On the lower Little Blackfoot, only lead exceeded by at least 10 percent the limit in which chronic impairment occurs in aquatic life, and no toxic metal was present in amounts twice the limit at which acute impairment of aquatic life occurred. The level of arsenic exceeded the allowable levels for human consumption.
The Little Blackfoot River has a relatively healthy fishery. Species present include mottled sculpin, mountain whitefish, slimy sculpin, westslope cutthroat trout, brook trout, brown trout runners water carrier, and rainbow trout, with the last three being introduced species. Although the fishery is generally healthy, westslope cutthroat trout have been listed as a “species of concern” by the Montana Department of Fish, Wildlife and Parks due to declining numbers and loss of habitat. Bull trout, as a “threatened” species by the United States Fish and Wildlife Service, have been extirpated from the watershed.
Sedimentation and silt are the primary pollutants degrading the fishery. Trampling of vegetation, largely by grazing cattle, has left the upper Little Blackfoot River prone to silting, with few deep pools or snags to provide habitat for fish. Some hard rock mining has altered the riverbed in a small portion of the stream so that it is overwide and shallow. Within the vicinity of Elliston, the Little Blackfoot River is in extremely good shape, ecologically. Between Elliston and North Trout Creek, lack of vegetation (due to cattle grazing and haying) has created significant erosion and sedimentation custom team uniforms. The river was largely in good shape from North Trout Creek to Snowshoe Creek Road, but from Snowshoe Creek Road to Homestead Gulch the river was in extremely poor condition due to lack of vegetation, heavy erosion, the use of riprap to stabilize the banks, and the erection of gravel dikes to contain flooding. From Homestead Gulch to Beck Hill Road, the lower Little Blackfoot had numerous segments of excellent to severely degraded riparian conditions. From Beck Hill Road to the river’s mouth, the river was in extremely poor condition, largely due to the use of riprap and heavy erosion. The Little Blackfoot River was assessed by the United States Environmental Protection Agency as being a substantial source of sediment source in the Clark Fork River.
Explorer and United States Army lieutenant John Mullan discovered “Hell Gate Pass”, a mountain pass near the headwaters of the Little Blackfoot River, on September 24, 1853. In March 1854, Mullan discovered Mullan Pass, which exited near the confluence of Uncle George Creek and Dog Creek.

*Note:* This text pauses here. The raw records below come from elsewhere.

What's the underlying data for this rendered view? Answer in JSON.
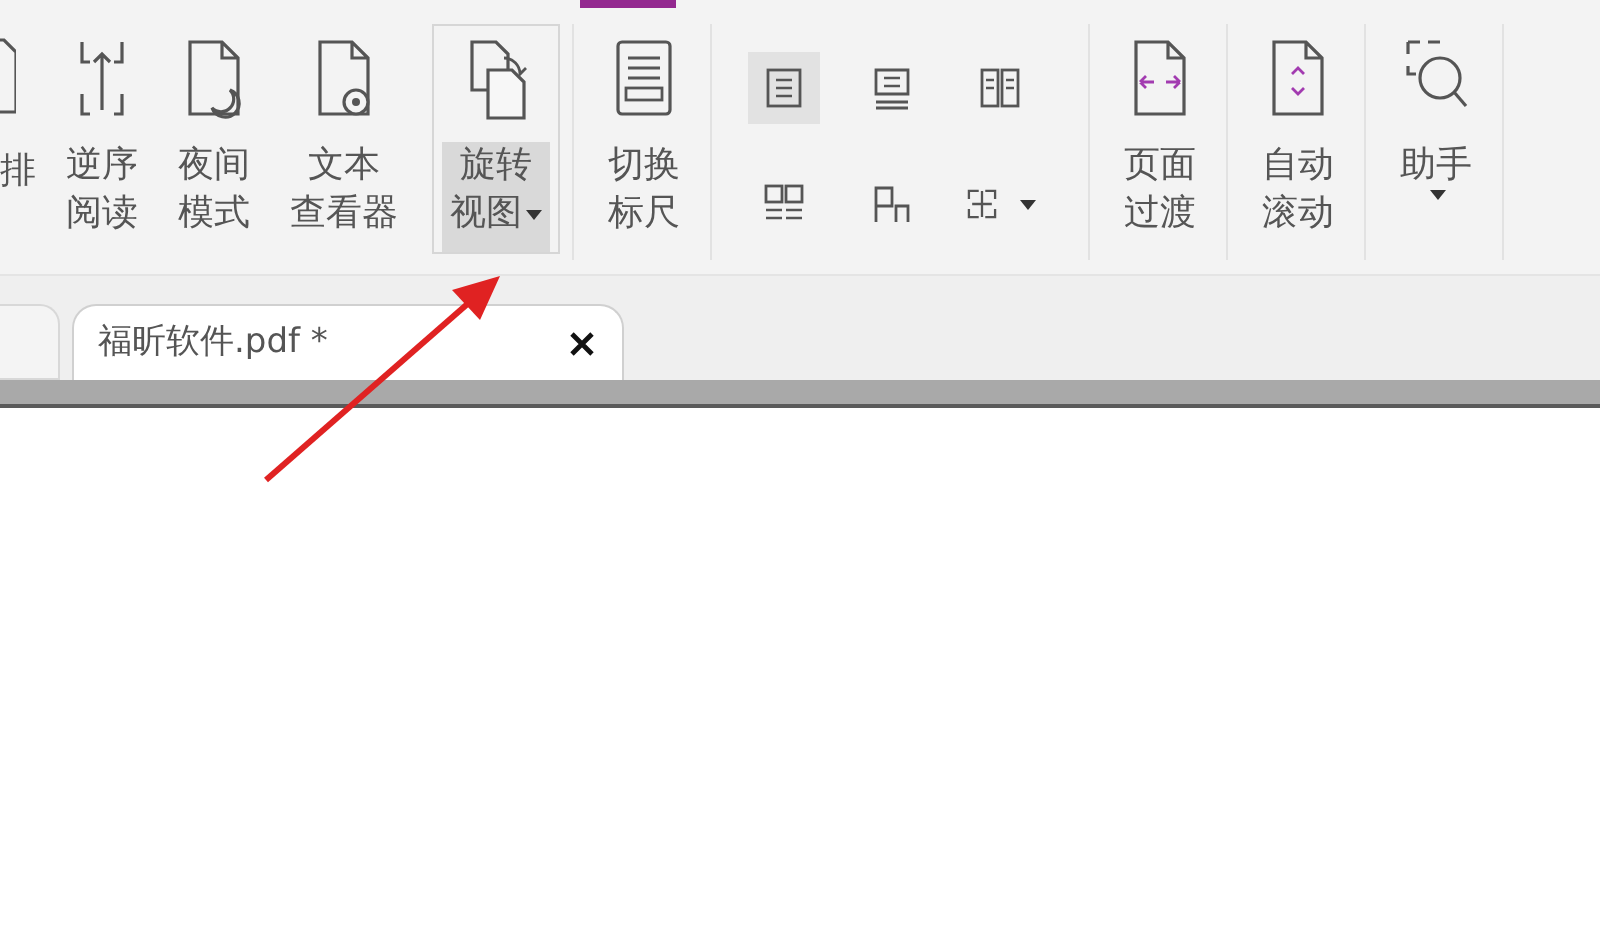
{
  "ribbon": {
    "cut_label": "排",
    "large_left": [
      {
        "lines": [
          "逆序",
          "阅读"
        ],
        "selected": false,
        "dropdown": false
      },
      {
        "lines": [
          "夜间",
          "模式"
        ],
        "selected": false,
        "dropdown": false
      },
      {
        "lines": [
          "文本",
          "查看器"
        ],
        "selected": false,
        "dropdown": false
      },
      {
        "lines": [
          "旋转",
          "视图"
        ],
        "selected": true,
        "dropdown": true
      },
      {
        "lines": [
          "切换",
          "标尺"
        ],
        "selected": false,
        "dropdown": false
      }
    ],
    "small": [
      {
        "selected": true,
        "dropdown": false
      },
      {
        "selected": false,
        "dropdown": false
      },
      {
        "selected": false,
        "dropdown": false
      },
      {
        "selected": false,
        "dropdown": false
      },
      {
        "selected": false,
        "dropdown": false
      },
      {
        "selected": false,
        "dropdown": true
      }
    ],
    "large_right": [
      {
        "lines": [
          "页面",
          "过渡"
        ],
        "selected": false,
        "dropdown": false
      },
      {
        "lines": [
          "自动",
          "滚动"
        ],
        "selected": false,
        "dropdown": false
      },
      {
        "lines": [
          "助手"
        ],
        "selected": false,
        "dropdown": true
      }
    ]
  },
  "tabs": [
    {
      "title": "福昕软件.pdf *",
      "selected": true
    }
  ]
}
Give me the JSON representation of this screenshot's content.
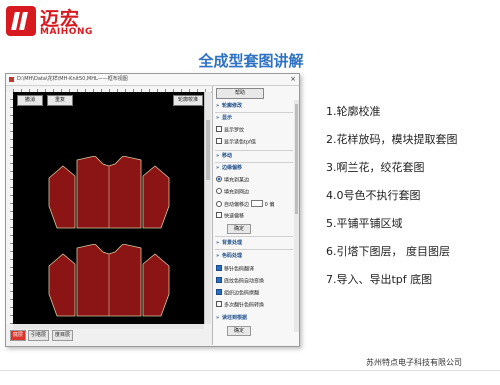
{
  "logo": {
    "cn": "迈宏",
    "en": "MAIHONG"
  },
  "slide_title": "全成型套图讲解",
  "window": {
    "title": "D:\\MH\\Data\\花样\\MH-Knit50,MHL——框布视图",
    "close_glyph": "×"
  },
  "canvas": {
    "undo_label": "撤消",
    "redo_label": "重复",
    "contour_label": "轮廓校准"
  },
  "bottom_tabs": [
    {
      "label": "底层"
    },
    {
      "label": "引塔层"
    },
    {
      "label": "度目层"
    }
  ],
  "panel": {
    "help_label": "帮助",
    "section_contour": "轮廓修改",
    "section_display": "显示",
    "display_options": [
      "显示罗纹",
      "显示读色tpf值"
    ],
    "section_move": "移动",
    "section_edge": "边缘偏移",
    "edge_options": [
      "填充到某边",
      "填充到网边",
      "自动偏移边"
    ],
    "edge_unit": "偏",
    "edge_value": "0",
    "quick_label": "快速偏移",
    "confirm_label": "确定",
    "section_bg": "背景处理",
    "section_color": "色码处理",
    "color_options": [
      "移针色码翻译",
      "底纹色码自动变换",
      "组织边色码撰翻",
      "多次翻针色码转换"
    ],
    "section_tail": "读坯到根据",
    "bottom_confirm": "确定"
  },
  "features": [
    "1.轮廓校准",
    "2.花样放码，模块提取套图",
    "3.啊兰花，绞花套图",
    "4.0号色不执行套图",
    "5.平铺平铺区域",
    "6.引塔下图层， 度目图层",
    "7.导入、导出tpf  底图"
  ],
  "company": "苏州特点电子科技有限公司",
  "colors": {
    "brand_red": "#d71920",
    "title_blue": "#2f72c4",
    "garment_red": "#8b1414",
    "garment_outline": "#d9c9a0"
  }
}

The Little Blackfoot River Bridge in Avon, Montana, is a contributing site to Montana’s Historic Steel Truss Bridges, which are listed on the National Register of Historic Places. The bridge, built for $2,540 ($60,732 in 2016 dollars) in 1914 by the O.E. Peppard construction firm, is 61 feet (19 m) long and 16 feet (4.9 m) wide. The bridge is a pin-connected camelback Pratt truss steel bridge. Pin-connected truss bridges are rare, and this is the only such bridge in Montana.